EXERCISE DESCRIPTION
All lines in the material below that contain "more" should be located and copied.

START SOURCE DATA

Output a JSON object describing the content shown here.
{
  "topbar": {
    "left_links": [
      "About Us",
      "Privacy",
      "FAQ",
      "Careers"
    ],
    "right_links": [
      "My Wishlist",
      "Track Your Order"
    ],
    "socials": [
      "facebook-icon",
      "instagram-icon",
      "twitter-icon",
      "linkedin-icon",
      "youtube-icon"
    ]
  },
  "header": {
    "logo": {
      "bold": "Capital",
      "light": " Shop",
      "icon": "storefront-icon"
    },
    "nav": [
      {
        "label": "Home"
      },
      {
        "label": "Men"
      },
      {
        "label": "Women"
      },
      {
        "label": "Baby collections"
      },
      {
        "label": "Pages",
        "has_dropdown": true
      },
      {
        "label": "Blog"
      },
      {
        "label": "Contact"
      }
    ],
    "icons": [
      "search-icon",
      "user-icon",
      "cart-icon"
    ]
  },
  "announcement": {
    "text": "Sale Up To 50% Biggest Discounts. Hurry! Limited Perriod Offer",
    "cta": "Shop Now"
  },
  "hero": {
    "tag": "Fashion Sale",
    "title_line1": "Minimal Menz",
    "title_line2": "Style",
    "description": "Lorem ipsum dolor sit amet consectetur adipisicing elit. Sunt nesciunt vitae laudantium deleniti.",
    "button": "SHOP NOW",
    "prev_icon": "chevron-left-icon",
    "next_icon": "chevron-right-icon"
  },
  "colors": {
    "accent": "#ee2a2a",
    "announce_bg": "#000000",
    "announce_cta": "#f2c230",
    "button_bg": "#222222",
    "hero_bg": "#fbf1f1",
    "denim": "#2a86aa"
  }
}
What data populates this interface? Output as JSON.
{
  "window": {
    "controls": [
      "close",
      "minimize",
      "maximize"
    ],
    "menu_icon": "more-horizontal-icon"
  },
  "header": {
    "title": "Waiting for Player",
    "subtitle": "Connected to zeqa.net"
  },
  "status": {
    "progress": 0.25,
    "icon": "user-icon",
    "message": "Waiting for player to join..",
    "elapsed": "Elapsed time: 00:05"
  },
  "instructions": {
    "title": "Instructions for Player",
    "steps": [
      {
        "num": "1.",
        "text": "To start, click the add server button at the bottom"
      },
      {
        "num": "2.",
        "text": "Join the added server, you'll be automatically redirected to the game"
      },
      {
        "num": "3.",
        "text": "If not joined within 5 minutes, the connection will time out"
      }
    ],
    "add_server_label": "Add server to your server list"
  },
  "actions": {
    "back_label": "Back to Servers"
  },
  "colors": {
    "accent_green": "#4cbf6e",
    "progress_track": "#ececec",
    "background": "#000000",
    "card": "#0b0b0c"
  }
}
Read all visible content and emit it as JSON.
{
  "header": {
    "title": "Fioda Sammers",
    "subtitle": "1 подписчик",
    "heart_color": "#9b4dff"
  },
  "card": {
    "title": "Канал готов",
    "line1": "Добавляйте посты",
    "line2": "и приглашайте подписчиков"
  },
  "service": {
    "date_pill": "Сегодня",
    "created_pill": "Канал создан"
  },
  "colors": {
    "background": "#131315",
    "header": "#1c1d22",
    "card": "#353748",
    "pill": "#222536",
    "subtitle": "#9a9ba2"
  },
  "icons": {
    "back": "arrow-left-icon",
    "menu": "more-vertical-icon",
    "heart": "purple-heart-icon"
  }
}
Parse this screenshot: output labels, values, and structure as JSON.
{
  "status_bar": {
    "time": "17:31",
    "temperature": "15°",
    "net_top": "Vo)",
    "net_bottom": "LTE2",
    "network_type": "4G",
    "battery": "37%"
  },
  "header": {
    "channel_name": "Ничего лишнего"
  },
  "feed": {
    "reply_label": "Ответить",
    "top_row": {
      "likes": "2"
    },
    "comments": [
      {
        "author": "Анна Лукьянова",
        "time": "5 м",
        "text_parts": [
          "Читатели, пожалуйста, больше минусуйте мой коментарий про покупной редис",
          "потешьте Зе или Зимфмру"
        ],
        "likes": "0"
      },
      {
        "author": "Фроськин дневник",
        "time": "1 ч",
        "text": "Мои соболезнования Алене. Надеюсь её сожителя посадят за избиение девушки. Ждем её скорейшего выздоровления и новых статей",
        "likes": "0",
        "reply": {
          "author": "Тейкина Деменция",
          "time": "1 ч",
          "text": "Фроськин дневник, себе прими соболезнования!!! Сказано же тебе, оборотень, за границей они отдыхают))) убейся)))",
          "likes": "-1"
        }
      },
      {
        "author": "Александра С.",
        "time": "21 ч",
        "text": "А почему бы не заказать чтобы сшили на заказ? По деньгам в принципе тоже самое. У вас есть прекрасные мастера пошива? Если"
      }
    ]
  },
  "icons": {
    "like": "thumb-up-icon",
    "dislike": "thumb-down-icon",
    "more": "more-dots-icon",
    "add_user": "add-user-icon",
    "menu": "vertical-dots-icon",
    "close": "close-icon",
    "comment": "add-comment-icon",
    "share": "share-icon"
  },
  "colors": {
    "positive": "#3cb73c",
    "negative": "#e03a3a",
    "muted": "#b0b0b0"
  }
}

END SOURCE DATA

RESPONSE TO THIS EXERCISE
    "menu_icon": "more-horizontal-icon"
    "menu": "more-vertical-icon",
    "more": "more-dots-icon",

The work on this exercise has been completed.